■ What needs to be done
Take the data below and filter it for lines containing the word "glyph"; show each line found.
━━━ Extracted information
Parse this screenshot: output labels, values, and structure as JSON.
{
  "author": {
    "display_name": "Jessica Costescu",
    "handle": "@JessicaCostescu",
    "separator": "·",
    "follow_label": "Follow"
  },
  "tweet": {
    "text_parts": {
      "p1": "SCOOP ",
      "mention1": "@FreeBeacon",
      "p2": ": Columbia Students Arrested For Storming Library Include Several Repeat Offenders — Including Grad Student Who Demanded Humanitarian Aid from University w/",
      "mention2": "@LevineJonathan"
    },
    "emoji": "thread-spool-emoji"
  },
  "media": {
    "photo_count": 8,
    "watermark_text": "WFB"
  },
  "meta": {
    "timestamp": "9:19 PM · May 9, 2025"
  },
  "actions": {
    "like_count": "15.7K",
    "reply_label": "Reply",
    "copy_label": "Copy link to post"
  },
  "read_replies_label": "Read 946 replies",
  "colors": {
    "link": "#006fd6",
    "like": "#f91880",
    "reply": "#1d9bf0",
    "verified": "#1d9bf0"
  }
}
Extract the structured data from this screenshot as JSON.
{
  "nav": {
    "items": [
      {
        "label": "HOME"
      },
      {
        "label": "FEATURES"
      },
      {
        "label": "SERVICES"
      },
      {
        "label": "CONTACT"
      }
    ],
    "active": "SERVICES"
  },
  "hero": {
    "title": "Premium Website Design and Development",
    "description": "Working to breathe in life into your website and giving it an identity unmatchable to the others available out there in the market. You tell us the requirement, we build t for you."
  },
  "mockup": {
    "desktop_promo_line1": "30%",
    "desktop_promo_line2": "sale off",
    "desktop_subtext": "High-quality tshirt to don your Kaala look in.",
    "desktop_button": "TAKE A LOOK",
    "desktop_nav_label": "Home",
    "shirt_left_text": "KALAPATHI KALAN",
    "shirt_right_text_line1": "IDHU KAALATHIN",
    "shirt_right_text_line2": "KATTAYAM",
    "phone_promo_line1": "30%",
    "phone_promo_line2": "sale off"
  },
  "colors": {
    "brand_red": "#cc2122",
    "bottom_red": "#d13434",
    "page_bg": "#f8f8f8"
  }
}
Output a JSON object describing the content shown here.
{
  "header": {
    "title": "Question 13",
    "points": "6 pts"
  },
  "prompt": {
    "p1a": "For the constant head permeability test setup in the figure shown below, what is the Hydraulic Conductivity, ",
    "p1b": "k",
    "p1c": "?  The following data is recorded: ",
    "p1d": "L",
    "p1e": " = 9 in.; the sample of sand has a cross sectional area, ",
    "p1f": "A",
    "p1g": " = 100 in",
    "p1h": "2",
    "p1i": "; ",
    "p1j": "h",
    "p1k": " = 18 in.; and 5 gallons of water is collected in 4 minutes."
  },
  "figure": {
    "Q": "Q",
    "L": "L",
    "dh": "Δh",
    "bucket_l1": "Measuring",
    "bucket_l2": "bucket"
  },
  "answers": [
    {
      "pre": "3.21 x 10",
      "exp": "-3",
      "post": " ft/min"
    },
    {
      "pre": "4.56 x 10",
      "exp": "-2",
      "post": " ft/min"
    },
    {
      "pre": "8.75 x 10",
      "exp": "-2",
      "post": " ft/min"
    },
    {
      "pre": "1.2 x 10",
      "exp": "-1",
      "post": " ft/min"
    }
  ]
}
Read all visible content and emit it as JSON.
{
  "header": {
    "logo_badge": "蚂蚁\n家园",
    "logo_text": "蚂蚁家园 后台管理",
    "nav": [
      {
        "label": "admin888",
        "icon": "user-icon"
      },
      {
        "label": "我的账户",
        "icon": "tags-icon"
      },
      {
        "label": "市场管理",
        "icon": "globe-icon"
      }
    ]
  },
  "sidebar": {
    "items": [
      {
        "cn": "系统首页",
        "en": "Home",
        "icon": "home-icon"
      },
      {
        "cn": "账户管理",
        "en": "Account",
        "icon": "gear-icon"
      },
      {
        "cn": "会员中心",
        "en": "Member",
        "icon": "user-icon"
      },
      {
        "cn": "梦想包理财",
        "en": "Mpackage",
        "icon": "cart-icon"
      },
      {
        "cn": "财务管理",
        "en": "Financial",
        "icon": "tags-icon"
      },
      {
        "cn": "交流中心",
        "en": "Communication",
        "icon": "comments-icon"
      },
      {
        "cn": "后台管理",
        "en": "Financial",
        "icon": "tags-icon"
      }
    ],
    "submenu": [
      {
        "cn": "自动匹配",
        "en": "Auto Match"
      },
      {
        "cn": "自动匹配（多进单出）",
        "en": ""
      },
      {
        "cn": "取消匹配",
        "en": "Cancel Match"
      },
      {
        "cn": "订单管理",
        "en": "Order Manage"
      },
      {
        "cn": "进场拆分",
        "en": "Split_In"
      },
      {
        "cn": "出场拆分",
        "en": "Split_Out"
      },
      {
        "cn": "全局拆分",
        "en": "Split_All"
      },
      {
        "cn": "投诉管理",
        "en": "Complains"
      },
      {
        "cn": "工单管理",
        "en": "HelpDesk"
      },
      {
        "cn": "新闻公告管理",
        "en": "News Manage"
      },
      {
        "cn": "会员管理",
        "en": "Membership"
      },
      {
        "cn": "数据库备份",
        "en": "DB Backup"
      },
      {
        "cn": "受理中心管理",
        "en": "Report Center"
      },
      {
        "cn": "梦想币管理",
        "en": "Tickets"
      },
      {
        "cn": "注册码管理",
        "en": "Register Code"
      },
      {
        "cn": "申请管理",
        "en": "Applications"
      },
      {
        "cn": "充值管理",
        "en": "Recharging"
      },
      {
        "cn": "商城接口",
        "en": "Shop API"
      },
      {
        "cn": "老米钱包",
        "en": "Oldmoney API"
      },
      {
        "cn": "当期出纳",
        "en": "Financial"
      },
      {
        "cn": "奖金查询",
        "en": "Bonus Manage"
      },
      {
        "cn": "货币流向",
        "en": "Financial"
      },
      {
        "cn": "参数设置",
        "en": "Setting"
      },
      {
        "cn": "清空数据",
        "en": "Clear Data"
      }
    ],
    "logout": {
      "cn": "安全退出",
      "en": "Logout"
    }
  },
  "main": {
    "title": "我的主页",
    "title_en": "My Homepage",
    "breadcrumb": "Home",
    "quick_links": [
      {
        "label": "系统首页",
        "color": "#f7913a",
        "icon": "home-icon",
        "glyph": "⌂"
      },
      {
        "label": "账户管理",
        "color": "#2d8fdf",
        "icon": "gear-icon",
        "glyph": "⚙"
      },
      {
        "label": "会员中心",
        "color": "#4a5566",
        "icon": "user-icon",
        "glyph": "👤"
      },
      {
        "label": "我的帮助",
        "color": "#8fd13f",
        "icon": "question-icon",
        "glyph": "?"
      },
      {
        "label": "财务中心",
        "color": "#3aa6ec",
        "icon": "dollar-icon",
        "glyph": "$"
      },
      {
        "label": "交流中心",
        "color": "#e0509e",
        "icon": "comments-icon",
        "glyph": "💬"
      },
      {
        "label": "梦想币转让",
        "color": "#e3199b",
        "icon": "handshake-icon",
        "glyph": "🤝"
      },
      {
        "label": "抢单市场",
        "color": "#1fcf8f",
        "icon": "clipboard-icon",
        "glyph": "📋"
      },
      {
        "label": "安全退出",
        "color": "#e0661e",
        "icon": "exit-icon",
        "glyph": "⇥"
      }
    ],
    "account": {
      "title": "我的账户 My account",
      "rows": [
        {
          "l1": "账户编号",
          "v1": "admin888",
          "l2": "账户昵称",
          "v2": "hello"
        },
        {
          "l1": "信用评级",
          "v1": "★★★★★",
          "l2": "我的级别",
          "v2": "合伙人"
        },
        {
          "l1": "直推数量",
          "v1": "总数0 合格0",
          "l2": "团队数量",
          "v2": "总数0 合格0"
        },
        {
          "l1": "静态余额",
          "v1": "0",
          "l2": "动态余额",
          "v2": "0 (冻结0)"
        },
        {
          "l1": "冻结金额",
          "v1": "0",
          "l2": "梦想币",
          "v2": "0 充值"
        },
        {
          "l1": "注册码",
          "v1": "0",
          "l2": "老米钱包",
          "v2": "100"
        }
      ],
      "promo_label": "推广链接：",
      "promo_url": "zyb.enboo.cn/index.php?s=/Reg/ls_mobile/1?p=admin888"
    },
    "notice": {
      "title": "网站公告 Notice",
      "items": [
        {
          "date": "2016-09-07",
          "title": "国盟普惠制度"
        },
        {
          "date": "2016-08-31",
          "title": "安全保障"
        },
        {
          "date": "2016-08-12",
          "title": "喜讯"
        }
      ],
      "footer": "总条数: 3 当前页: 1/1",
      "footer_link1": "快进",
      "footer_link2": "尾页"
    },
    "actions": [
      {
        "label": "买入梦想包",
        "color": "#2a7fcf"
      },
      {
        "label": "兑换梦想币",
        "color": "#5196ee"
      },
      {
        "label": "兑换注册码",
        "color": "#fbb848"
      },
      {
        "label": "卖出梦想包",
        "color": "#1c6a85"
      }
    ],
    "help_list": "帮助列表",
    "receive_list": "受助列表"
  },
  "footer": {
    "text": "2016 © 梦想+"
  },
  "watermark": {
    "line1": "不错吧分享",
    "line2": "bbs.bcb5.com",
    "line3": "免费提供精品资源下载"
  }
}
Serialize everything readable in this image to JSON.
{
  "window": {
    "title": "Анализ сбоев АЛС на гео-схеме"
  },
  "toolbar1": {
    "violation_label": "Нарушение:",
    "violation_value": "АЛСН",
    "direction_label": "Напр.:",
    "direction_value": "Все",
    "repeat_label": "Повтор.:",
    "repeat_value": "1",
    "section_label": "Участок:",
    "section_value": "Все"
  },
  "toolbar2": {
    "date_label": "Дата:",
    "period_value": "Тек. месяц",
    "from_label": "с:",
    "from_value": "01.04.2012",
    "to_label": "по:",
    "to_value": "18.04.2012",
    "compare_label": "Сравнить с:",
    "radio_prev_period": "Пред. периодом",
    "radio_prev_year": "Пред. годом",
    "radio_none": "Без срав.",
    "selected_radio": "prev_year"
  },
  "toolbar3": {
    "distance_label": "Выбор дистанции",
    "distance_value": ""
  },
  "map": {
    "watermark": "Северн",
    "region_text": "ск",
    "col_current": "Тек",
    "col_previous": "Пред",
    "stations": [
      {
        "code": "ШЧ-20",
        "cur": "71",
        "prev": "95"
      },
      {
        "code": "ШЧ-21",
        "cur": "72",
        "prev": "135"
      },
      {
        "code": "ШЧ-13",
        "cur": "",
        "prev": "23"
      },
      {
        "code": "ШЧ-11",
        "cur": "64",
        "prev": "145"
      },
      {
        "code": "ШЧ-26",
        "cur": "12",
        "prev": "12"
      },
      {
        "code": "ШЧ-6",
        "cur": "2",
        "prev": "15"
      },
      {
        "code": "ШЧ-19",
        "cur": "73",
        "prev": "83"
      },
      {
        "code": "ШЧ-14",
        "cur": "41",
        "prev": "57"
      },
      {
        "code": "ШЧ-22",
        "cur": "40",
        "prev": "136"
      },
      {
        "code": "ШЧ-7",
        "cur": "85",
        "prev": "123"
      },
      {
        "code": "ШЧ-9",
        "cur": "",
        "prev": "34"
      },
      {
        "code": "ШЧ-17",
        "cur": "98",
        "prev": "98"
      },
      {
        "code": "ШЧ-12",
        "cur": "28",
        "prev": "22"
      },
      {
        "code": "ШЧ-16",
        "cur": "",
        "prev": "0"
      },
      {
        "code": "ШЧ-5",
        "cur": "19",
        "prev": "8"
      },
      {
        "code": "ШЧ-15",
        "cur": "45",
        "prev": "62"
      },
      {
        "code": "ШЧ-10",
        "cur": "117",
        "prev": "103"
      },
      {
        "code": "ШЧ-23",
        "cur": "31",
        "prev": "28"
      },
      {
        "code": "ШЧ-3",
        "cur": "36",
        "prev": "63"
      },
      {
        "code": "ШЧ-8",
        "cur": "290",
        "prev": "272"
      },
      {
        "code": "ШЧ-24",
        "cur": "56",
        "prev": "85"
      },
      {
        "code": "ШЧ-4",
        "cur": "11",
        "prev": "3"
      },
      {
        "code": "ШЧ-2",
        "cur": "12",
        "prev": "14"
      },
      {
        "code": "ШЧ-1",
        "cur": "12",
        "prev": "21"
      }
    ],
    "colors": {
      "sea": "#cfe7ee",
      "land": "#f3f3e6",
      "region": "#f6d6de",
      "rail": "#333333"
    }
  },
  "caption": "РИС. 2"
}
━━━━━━
■ Your solution
        "glyph": "⌂"
        "glyph": "⚙"
        "glyph": "👤"
        "glyph": "?"
        "glyph": "$"
        "glyph": "💬"
        "glyph": "🤝"
        "glyph": "📋"
        "glyph": "⇥"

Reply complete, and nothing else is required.